- _What this task involves_
Below is a listing. Gather each line of it that contains "iPhone".
╭─ Stored data
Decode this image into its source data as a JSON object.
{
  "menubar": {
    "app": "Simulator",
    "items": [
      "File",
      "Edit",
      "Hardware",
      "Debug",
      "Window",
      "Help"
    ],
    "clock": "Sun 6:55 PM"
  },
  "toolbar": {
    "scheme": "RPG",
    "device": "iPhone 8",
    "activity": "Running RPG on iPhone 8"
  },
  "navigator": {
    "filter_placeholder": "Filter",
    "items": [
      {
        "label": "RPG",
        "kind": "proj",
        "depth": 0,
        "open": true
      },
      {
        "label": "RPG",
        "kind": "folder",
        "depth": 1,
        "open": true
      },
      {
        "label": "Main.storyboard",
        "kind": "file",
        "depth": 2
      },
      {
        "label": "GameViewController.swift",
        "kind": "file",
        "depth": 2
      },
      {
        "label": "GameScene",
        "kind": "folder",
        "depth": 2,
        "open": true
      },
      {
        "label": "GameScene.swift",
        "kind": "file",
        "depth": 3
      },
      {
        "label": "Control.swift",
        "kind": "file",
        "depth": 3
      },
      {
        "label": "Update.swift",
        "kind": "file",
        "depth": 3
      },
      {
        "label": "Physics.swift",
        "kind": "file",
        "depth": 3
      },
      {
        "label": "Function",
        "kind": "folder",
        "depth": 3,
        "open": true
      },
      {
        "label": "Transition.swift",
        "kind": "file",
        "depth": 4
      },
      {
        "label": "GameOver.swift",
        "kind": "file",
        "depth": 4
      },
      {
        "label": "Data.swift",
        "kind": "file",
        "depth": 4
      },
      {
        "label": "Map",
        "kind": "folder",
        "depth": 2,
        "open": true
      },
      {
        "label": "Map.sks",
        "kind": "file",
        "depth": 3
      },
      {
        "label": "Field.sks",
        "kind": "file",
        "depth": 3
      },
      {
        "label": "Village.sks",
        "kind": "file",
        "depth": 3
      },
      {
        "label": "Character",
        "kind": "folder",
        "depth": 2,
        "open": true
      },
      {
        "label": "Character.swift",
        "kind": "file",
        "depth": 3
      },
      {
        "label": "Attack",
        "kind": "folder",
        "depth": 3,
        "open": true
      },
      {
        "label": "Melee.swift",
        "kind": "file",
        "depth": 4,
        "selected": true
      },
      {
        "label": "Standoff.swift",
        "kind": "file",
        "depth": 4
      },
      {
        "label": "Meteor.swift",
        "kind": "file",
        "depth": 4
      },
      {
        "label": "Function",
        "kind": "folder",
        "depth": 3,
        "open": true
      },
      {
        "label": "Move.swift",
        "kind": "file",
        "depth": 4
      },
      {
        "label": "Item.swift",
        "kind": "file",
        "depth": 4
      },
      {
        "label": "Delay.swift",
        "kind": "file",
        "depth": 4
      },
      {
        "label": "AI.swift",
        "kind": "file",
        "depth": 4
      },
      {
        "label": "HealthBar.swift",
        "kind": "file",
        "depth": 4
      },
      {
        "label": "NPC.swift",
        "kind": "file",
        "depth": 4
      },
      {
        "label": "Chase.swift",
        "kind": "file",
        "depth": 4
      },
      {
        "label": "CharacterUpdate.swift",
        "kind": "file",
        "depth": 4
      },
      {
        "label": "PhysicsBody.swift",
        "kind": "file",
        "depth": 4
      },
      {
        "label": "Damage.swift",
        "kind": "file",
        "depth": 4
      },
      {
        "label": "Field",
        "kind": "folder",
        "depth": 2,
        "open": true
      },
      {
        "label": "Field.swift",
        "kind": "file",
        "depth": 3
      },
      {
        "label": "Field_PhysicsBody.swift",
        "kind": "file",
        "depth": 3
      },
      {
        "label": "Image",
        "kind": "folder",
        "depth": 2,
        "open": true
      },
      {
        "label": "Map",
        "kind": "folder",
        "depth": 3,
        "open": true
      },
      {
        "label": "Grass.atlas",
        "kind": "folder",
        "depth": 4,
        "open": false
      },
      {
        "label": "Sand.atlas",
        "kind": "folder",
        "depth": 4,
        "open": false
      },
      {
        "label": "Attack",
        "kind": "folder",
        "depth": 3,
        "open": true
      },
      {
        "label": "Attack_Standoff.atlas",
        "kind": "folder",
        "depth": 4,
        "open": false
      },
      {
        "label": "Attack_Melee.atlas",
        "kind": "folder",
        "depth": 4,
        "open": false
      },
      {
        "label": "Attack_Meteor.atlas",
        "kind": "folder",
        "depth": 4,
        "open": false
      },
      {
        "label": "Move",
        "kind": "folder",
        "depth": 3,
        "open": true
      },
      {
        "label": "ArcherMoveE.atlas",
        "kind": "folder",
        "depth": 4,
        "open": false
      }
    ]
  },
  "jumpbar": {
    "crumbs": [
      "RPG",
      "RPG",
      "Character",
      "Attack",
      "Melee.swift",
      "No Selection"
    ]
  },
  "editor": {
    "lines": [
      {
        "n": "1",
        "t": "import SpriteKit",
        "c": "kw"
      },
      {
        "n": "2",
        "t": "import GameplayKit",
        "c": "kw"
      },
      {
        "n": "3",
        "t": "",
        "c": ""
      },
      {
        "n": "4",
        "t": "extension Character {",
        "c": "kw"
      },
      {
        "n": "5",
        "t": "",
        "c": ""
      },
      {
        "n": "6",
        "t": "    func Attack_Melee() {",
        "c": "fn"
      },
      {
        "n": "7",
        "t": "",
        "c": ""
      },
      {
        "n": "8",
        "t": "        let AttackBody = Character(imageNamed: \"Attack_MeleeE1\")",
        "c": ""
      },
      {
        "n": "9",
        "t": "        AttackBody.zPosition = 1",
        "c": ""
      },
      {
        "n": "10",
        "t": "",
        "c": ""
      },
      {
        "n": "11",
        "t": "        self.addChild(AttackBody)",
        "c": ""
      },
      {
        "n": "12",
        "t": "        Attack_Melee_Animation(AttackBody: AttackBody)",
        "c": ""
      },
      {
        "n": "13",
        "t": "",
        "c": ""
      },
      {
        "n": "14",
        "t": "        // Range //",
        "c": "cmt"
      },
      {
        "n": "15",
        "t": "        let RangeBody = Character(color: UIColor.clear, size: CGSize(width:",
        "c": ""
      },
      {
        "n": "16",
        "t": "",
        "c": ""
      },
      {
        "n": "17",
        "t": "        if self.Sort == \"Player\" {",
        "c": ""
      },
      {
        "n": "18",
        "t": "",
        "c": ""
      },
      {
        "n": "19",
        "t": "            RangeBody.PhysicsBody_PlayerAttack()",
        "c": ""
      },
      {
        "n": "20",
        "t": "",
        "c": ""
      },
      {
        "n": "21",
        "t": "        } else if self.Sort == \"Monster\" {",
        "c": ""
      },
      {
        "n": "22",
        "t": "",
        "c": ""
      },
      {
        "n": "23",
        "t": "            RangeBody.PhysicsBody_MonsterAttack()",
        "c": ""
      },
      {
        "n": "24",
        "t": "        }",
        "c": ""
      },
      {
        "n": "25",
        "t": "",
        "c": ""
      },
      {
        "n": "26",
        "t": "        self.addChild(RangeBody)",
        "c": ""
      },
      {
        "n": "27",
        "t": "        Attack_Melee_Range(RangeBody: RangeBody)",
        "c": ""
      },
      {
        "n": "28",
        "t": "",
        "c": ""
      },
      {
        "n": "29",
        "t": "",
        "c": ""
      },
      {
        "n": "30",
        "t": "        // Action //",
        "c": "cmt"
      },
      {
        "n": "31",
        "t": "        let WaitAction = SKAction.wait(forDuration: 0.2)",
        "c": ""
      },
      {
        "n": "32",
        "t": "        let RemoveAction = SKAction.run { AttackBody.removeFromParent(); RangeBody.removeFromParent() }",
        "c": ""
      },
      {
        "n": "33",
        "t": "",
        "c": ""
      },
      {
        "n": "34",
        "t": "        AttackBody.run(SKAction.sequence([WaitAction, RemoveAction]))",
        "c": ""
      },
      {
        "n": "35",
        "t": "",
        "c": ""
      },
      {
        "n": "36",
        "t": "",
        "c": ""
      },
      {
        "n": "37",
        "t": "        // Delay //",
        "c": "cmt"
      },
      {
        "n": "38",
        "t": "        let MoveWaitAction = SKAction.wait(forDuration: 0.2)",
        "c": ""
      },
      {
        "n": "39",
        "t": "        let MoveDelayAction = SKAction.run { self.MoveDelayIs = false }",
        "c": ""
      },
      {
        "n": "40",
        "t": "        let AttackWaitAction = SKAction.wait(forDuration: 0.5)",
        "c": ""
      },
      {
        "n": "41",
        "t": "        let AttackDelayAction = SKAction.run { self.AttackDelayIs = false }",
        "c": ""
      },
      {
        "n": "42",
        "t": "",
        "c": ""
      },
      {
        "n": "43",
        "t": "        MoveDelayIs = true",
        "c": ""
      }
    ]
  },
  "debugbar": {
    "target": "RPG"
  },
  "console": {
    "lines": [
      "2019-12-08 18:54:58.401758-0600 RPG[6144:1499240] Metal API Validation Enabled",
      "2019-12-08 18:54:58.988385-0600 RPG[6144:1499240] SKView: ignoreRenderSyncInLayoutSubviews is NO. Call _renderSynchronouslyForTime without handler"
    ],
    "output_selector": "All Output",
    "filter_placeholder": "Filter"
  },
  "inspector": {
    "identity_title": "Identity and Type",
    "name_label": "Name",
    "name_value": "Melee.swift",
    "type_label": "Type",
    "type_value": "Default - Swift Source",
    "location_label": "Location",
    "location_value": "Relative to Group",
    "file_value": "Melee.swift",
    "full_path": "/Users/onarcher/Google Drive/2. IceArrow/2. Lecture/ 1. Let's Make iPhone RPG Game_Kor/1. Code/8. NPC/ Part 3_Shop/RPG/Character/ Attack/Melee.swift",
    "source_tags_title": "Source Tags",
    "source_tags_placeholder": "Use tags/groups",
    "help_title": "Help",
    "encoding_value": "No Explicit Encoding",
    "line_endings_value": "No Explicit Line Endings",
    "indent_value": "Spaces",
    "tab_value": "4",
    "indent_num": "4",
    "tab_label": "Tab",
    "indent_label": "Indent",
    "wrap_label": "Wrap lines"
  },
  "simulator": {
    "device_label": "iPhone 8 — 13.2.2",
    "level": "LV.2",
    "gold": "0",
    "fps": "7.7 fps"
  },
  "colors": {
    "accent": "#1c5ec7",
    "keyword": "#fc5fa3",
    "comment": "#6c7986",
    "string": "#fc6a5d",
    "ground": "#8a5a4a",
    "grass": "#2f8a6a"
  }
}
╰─
- _Response to the task_
    "device": "iPhone 8",
    "activity": "Running RPG on iPhone 8"
    "full_path": "/Users/onarcher/Google Drive/2. IceArrow/2. Lecture/ 1. Let's Make iPhone RPG Game_Kor/1. Code/8. NPC/ Part 3_Shop/RPG/Character/ Attack/Melee.swift",
    "device_label": "iPhone 8 — 13.2.2",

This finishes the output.